- [TASK PROMPT]: Filter the entries, keeping every line with the string "данных".

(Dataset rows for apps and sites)

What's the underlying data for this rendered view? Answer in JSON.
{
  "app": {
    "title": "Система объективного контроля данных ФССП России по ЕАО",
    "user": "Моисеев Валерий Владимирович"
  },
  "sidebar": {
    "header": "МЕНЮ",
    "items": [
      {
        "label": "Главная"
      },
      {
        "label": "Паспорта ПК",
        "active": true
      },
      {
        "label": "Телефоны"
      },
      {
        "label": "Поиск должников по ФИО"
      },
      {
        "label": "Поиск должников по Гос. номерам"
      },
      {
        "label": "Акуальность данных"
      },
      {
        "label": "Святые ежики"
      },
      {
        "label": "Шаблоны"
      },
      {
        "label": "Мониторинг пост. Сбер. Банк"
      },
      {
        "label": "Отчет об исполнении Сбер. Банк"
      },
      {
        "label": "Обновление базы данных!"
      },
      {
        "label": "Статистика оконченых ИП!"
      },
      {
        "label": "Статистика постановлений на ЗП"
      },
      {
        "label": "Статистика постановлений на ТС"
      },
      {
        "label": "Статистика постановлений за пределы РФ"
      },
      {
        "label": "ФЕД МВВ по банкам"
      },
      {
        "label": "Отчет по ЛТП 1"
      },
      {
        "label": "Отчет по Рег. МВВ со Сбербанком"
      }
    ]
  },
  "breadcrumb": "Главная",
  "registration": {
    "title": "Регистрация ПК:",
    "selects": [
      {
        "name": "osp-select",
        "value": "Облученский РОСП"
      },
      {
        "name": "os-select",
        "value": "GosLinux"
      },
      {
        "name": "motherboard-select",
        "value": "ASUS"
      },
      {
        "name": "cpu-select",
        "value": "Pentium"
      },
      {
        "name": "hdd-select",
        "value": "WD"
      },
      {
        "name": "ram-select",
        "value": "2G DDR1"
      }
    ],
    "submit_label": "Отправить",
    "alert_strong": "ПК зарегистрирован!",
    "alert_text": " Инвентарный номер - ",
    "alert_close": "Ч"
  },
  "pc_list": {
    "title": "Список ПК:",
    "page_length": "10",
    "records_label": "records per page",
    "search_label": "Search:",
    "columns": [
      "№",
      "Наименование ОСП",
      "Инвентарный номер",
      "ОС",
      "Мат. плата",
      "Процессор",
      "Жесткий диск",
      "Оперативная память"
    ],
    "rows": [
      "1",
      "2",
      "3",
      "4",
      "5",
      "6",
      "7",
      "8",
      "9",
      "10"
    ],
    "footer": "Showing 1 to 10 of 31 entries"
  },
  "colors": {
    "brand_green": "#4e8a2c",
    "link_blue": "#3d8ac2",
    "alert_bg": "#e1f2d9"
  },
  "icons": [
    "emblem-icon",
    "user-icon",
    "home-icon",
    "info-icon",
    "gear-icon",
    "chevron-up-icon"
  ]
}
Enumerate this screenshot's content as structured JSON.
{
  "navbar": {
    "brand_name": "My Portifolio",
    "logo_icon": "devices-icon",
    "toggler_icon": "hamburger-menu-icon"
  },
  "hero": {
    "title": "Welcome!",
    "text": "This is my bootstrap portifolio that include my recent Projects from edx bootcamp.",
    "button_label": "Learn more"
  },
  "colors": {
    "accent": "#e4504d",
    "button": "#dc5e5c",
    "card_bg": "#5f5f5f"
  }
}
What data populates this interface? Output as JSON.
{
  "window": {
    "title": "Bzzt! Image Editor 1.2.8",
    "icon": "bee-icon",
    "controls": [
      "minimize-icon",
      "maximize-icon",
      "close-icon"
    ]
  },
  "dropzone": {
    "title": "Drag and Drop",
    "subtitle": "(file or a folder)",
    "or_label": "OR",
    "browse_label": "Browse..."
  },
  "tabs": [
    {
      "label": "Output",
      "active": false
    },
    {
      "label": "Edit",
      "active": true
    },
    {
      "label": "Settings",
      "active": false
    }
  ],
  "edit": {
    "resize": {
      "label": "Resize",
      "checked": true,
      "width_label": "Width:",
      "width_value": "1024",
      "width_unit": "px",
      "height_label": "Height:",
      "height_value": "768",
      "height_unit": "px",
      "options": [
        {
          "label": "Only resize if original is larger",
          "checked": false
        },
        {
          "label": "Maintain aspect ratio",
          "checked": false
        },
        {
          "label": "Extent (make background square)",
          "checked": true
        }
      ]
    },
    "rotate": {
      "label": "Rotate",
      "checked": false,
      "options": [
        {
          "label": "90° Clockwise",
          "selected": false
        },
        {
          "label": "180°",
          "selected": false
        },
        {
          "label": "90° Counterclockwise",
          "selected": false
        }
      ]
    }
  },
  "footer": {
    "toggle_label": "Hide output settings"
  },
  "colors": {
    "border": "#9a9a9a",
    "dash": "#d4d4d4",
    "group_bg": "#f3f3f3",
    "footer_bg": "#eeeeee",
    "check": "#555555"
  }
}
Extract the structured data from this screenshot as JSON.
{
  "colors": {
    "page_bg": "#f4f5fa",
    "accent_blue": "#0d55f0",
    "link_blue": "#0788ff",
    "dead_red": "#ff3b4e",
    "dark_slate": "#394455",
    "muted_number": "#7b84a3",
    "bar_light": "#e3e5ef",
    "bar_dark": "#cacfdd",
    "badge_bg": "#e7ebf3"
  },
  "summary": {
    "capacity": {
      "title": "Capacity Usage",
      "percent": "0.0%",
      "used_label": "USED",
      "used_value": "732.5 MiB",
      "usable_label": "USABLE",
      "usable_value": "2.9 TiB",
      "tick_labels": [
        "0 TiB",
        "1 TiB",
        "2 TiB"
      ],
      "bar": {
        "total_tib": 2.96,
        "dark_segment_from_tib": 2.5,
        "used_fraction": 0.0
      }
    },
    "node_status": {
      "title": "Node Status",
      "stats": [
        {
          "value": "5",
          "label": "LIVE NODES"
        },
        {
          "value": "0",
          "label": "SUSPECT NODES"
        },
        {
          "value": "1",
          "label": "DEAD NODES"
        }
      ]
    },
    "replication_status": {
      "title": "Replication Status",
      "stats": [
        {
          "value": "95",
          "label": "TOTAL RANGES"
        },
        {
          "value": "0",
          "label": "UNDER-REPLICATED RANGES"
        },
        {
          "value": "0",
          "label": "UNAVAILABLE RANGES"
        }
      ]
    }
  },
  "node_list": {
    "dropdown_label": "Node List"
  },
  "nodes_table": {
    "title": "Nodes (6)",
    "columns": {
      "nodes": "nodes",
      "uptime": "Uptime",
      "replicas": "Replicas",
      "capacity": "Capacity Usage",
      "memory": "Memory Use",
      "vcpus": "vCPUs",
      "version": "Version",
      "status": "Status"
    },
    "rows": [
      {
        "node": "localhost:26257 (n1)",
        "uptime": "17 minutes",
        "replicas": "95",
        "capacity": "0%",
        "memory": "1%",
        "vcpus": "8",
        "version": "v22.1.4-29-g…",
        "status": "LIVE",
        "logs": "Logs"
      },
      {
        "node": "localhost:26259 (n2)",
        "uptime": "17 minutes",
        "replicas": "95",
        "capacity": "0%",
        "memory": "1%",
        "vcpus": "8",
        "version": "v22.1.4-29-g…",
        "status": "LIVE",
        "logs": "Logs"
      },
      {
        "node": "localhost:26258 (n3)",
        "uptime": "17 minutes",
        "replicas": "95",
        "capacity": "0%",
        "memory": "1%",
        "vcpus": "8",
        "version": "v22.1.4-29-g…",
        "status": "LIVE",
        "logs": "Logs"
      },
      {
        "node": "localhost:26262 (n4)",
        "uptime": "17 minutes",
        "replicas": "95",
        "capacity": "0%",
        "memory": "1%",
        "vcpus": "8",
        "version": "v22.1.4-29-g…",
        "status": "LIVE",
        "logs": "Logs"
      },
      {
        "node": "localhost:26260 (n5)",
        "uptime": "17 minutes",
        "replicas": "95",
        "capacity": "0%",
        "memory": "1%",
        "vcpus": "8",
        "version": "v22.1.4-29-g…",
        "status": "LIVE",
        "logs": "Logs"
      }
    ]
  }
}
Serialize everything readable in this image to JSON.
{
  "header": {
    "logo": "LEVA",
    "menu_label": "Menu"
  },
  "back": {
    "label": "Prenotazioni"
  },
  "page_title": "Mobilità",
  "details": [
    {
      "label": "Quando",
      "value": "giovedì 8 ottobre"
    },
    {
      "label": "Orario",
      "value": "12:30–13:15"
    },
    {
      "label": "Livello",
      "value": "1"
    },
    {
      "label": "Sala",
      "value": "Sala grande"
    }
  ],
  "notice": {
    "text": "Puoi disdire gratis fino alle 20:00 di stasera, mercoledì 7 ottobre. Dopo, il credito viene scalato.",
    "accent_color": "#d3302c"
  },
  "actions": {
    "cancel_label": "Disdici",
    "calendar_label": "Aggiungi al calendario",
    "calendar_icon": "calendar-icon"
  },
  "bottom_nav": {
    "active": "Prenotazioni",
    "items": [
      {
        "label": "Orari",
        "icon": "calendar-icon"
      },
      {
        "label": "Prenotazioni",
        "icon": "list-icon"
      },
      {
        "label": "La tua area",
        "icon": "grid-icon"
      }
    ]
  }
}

- [SOLUTION FOR THIS PROBLEM]:
    "title": "Система объективного контроля данных ФССП России по ЕАО",
        "label": "Акуальность данных"
        "label": "Обновление базы данных!"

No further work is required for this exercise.